By Bianca Gracias
How can a business owner protect something like Covid-19 from adversely affect business in the future?
The World Health Organisation classified Covid-19 as a pandemic. A global pandemic that is particularly affecting SME owners in myriad ways through disruption in supply processes and businesses' rights and obligations under contracts coming under the scanner calling into question “force majeure” effects.
Business owners are still reeling in these developments as they continuously unfold largely especially because SME owners never really are prepared for the worst.
Whilst businesses are still coping with the issues that are occurring on, business does go on.
So how can one, as a business owner protect such a situation from adversely affect business in the future?
Add a well-drafted ‘force majeure’ clause to your business contracts, if you do not have one already. Appoint a good legal consultant and have all business and employee contracts carefully reviewed.
Fortification of contracts would mean addressing all the worst-case scenarios that could affect your business and providing remedies for the business to either gain compensation, pause services, or exit.
On a side note, a good legal consultant would ideally be someone who takes time out and understands your business and, of course, is cost-effective to your business.
A contingency plan is not a ‘business continuity plan’. A contingency plan covers a business for situations like the current one when there is no revenue being generated for whatsoever reasons and the business needs to be kept afloat. Depending on the strength of the contingency plan, businesses can survive and stay afloat through situations like this for months altogether. Contingency plans usually include foreseeing alternate ways of generating and retaining incoming revenue whether you work in-person or online.
Under the Federal Law 2 of 2015 on Commercial Companies, ‘a Limited Liability Company shall set aside in every year 10% of its net profits to form a legal reserve. The partners may decide to stop such deduction if the reserve reaches half the capital.’
Limited Liability Companies should ideally be maintaining such reserve funds although the reality may be far from. The law does not specifically provide for the application of such reserve fund, however, one may assume its obvious rationale. In addition to this, businesses may opt to create a voluntary reserve or a contingency fund setting aside a small percentage of net profits every month that can come in useful for situations that adversely affect the business.
Legal risks can be addressed only by having a really robust contract or a very good insurance policy in place. Apart from these two options, a business may only rely on available remedial measures if, and when adverse situations occur. Now, its that time of the year when we dust off our insurance policies, buffer them up, understand the claims’ process. Some policies one needs to be reviewing include business interruption, credit, third party/public liability, product liability, professional indemnity.

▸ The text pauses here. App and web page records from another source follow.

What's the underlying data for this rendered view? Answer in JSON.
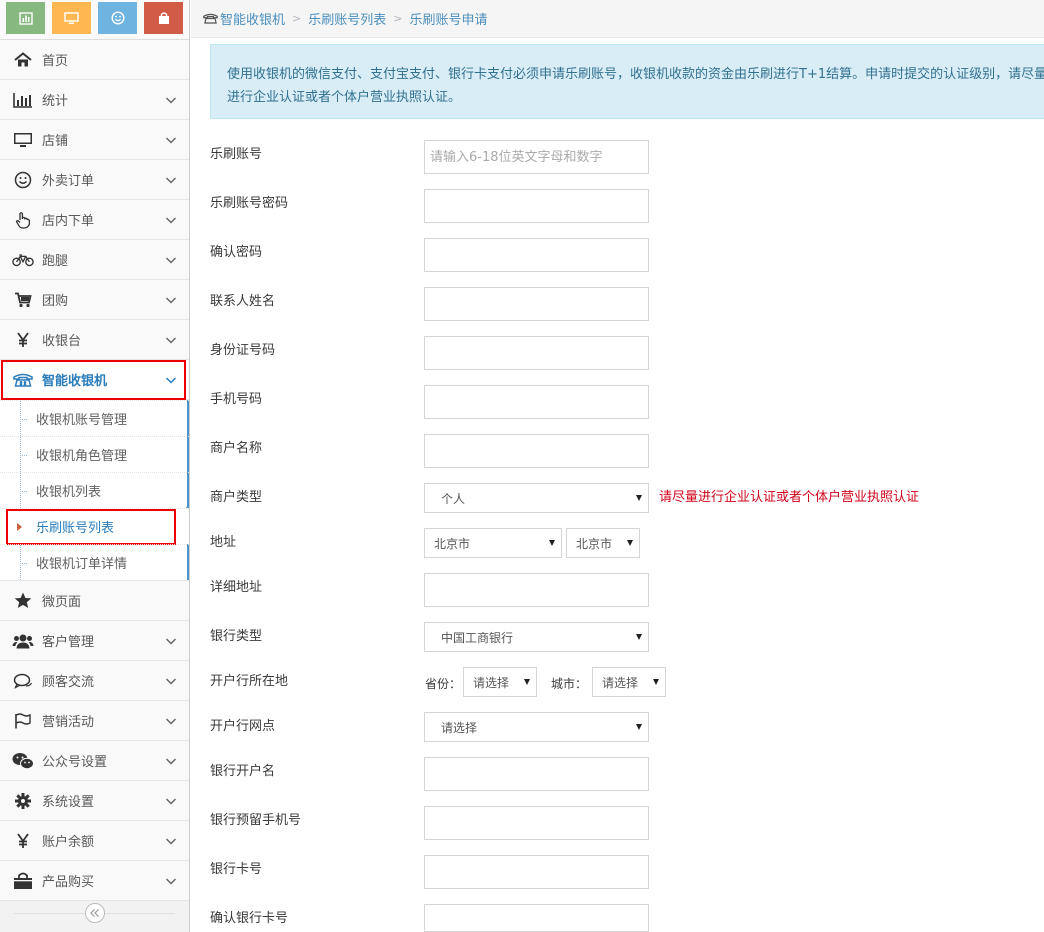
{
  "breadcrumb": [
    "智能收银机",
    "乐刷账号列表",
    "乐刷账号申请"
  ],
  "shortcut_icons": [
    "chart-icon",
    "desktop-icon",
    "smile-icon",
    "bag-icon"
  ],
  "nav": [
    {
      "label": "首页",
      "icon": "home-icon"
    },
    {
      "label": "统计",
      "icon": "bar-chart-icon"
    },
    {
      "label": "店铺",
      "icon": "desktop-icon"
    },
    {
      "label": "外卖订单",
      "icon": "smile-icon"
    },
    {
      "label": "店内下单",
      "icon": "hand-pointer-icon"
    },
    {
      "label": "跑腿",
      "icon": "bicycle-icon"
    },
    {
      "label": "团购",
      "icon": "cart-icon"
    },
    {
      "label": "收银台",
      "icon": "yen-icon"
    },
    {
      "label": "智能收银机",
      "icon": "phone-icon"
    }
  ],
  "submenu": [
    "收银机账号管理",
    "收银机角色管理",
    "收银机列表",
    "乐刷账号列表",
    "收银机订单详情"
  ],
  "nav_after": [
    {
      "label": "微页面",
      "icon": "star-icon"
    },
    {
      "label": "客户管理",
      "icon": "users-icon"
    },
    {
      "label": "顾客交流",
      "icon": "comments-icon"
    },
    {
      "label": "营销活动",
      "icon": "flag-icon"
    },
    {
      "label": "公众号设置",
      "icon": "wechat-icon"
    },
    {
      "label": "系统设置",
      "icon": "gear-icon"
    },
    {
      "label": "账户余额",
      "icon": "yen-icon"
    },
    {
      "label": "产品购买",
      "icon": "shopping-bag-icon"
    }
  ],
  "alert": "使用收银机的微信支付、支付宝支付、银行卡支付必须申请乐刷账号，收银机收款的资金由乐刷进行T+1结算。申请时提交的认证级别，请尽量进行企业认证或者个体户营业执照认证。",
  "form": {
    "account_label": "乐刷账号",
    "account_placeholder": "请输入6-18位英文字母和数字",
    "password_label": "乐刷账号密码",
    "confirm_password_label": "确认密码",
    "contact_label": "联系人姓名",
    "id_label": "身份证号码",
    "phone_label": "手机号码",
    "merchant_name_label": "商户名称",
    "merchant_type_label": "商户类型",
    "merchant_type_value": "个人",
    "merchant_type_hint": "请尽量进行企业认证或者个体户营业执照认证",
    "address_label": "地址",
    "province_value": "北京市",
    "city_value": "北京市",
    "detail_address_label": "详细地址",
    "bank_type_label": "银行类型",
    "bank_type_value": "中国工商银行",
    "bank_location_label": "开户行所在地",
    "bank_province_label": "省份：",
    "bank_province_value": "请选择",
    "bank_city_label": "城市：",
    "bank_city_value": "请选择",
    "bank_branch_label": "开户行网点",
    "bank_branch_value": "请选择",
    "account_holder_label": "银行开户名",
    "bank_phone_label": "银行预留手机号",
    "card_no_label": "银行卡号",
    "confirm_card_label": "确认银行卡号"
  },
  "colors": {
    "accent": "#2b7dbc",
    "highlight_red": "#e00000",
    "alert_bg": "#d9edf7"
  }
}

A business plan creates a vision. If you don't have an objective pathway for the future of your business then you simply do not understand your own business. It is advisable to create and definitely ensure implementing this business plan for your business. This is especially valuable if you are an SME facing critical times like these. If you have a business plan in place, refer to the section that discusses force majeure situations or deals with online working strategies.
In conclusion, just remember that calamities don’t give notice before they arrive so prevention is always much better than cure. Although the current pandemic is adversely affecting many business owners and solutions are being reviewed, for future transactions or ongoing transactions, it is better to simply ‘be prepared’.